*WORK INSTRUCTIONS*: Every line with the string "Windspeed" must be copied from the entries below.

====== DATASET RECORDS ======

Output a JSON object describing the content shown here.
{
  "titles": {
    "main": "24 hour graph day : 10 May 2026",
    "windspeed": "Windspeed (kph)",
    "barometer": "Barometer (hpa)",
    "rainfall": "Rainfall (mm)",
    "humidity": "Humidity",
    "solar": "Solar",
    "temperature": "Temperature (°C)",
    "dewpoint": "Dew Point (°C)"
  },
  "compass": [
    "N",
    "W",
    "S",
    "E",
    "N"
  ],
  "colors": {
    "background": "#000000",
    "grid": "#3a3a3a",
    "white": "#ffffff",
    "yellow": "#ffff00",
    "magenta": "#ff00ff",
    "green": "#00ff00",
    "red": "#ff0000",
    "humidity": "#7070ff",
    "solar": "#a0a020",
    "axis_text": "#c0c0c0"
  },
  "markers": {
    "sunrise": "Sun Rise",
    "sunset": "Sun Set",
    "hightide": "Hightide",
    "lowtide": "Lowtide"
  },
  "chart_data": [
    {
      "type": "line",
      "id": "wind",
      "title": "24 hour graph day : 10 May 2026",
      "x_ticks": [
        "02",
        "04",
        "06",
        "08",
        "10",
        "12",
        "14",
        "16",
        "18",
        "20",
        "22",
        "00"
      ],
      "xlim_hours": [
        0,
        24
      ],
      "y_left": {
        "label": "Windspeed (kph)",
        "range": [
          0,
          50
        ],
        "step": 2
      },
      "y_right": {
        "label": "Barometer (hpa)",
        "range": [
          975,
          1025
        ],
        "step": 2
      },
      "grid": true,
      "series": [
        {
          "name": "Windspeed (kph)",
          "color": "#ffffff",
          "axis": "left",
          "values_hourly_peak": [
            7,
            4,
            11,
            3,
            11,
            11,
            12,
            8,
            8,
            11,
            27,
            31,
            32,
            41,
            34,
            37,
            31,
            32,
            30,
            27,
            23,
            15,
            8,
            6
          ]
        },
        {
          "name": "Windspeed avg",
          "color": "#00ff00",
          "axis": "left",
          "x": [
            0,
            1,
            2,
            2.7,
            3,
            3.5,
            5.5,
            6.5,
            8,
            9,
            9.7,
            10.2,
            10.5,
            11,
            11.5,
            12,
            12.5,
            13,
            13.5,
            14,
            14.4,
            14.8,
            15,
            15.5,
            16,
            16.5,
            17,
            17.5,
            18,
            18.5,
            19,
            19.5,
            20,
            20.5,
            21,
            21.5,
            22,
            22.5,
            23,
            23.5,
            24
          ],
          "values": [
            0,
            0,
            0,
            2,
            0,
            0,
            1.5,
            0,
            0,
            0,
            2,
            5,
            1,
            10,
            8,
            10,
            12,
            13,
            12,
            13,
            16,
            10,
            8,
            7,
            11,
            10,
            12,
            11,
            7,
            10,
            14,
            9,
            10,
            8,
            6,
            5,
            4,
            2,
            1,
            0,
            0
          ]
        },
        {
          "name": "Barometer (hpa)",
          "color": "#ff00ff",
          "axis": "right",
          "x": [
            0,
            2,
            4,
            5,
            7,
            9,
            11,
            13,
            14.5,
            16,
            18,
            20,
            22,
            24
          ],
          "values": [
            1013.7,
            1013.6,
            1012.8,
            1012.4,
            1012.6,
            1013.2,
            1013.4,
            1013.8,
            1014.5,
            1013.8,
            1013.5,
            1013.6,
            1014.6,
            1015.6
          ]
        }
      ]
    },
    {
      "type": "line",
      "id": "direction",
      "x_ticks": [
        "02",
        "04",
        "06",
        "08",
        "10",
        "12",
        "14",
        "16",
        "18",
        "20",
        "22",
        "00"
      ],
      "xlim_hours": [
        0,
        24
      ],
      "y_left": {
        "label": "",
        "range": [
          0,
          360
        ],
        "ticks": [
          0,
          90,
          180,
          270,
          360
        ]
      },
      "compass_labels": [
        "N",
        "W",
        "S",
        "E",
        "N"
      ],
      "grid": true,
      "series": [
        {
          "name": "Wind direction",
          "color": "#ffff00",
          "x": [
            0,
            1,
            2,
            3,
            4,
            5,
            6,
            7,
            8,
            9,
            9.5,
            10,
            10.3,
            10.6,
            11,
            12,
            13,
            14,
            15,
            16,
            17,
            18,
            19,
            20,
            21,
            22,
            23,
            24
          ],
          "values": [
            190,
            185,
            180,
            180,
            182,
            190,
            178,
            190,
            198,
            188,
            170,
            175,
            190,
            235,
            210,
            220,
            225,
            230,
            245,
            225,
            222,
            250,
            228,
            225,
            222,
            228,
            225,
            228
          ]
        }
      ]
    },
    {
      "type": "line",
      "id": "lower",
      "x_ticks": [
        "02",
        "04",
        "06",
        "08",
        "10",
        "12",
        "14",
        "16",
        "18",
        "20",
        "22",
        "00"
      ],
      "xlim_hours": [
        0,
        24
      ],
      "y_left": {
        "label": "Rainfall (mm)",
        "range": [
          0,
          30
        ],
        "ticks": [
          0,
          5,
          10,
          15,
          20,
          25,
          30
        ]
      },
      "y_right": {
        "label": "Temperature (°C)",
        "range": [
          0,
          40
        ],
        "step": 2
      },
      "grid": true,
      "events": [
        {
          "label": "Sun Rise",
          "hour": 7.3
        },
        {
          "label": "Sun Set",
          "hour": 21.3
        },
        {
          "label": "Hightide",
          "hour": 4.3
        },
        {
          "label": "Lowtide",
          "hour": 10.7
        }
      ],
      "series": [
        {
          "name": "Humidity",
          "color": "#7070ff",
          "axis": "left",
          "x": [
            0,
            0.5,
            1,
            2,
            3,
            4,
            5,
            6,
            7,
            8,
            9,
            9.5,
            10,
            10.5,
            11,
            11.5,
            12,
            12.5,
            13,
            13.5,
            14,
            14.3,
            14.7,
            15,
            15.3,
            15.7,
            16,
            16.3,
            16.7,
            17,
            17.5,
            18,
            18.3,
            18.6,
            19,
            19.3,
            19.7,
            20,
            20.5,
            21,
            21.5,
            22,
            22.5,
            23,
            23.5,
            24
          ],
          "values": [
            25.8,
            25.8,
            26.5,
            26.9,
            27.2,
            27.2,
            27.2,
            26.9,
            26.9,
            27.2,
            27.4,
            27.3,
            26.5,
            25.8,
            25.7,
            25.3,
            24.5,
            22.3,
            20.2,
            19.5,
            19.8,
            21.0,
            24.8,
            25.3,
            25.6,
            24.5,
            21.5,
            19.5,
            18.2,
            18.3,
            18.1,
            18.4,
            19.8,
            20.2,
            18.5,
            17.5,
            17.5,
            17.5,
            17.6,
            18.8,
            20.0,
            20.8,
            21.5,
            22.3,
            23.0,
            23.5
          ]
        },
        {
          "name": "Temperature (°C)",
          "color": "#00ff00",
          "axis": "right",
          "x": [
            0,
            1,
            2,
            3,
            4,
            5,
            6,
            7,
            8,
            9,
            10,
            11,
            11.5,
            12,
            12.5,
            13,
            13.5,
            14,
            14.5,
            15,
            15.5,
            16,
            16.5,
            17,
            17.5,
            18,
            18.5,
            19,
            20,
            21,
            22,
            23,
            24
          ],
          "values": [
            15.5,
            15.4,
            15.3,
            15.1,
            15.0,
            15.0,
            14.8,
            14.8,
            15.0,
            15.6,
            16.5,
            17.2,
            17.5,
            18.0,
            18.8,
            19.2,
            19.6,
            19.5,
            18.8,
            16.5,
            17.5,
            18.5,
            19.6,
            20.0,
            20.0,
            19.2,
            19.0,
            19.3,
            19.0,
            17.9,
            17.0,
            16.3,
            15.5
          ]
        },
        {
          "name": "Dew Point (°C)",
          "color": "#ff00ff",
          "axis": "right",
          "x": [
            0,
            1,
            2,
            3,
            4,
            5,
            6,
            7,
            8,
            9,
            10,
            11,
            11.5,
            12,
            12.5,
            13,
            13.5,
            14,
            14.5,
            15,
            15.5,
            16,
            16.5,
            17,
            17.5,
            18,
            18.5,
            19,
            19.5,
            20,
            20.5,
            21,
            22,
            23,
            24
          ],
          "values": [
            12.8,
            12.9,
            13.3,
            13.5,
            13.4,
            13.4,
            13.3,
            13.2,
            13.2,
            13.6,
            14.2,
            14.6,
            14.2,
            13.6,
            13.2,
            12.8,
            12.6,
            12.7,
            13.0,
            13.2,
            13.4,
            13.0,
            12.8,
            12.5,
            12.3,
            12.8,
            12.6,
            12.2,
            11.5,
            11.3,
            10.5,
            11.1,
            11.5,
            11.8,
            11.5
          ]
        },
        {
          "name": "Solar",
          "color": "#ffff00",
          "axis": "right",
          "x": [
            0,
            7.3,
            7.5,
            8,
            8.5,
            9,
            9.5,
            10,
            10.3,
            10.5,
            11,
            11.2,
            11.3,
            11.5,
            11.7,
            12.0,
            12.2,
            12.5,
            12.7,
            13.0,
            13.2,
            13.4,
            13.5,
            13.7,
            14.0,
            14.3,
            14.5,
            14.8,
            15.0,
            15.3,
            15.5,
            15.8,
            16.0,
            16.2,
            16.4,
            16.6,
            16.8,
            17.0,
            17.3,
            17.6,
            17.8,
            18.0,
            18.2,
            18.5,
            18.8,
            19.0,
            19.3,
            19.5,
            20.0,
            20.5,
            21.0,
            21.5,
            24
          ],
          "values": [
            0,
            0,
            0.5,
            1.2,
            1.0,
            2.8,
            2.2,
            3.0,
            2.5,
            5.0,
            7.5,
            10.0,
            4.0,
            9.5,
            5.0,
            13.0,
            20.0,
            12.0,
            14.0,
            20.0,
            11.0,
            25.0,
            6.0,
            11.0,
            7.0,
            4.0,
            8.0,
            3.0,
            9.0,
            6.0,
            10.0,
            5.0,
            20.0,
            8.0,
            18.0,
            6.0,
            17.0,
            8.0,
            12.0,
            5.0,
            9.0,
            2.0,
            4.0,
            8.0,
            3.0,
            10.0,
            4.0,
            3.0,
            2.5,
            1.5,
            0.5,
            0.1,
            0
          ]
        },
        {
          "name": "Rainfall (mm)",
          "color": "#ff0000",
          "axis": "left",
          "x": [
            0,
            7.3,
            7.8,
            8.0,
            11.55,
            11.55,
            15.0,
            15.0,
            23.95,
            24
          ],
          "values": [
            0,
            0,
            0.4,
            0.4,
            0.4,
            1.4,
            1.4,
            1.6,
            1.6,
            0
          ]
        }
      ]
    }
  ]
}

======

*RESULT OF THE TASK*:
    "windspeed": "Windspeed (kph)",
        "label": "Windspeed (kph)",
          "name": "Windspeed (kph)",
          "name": "Windspeed avg",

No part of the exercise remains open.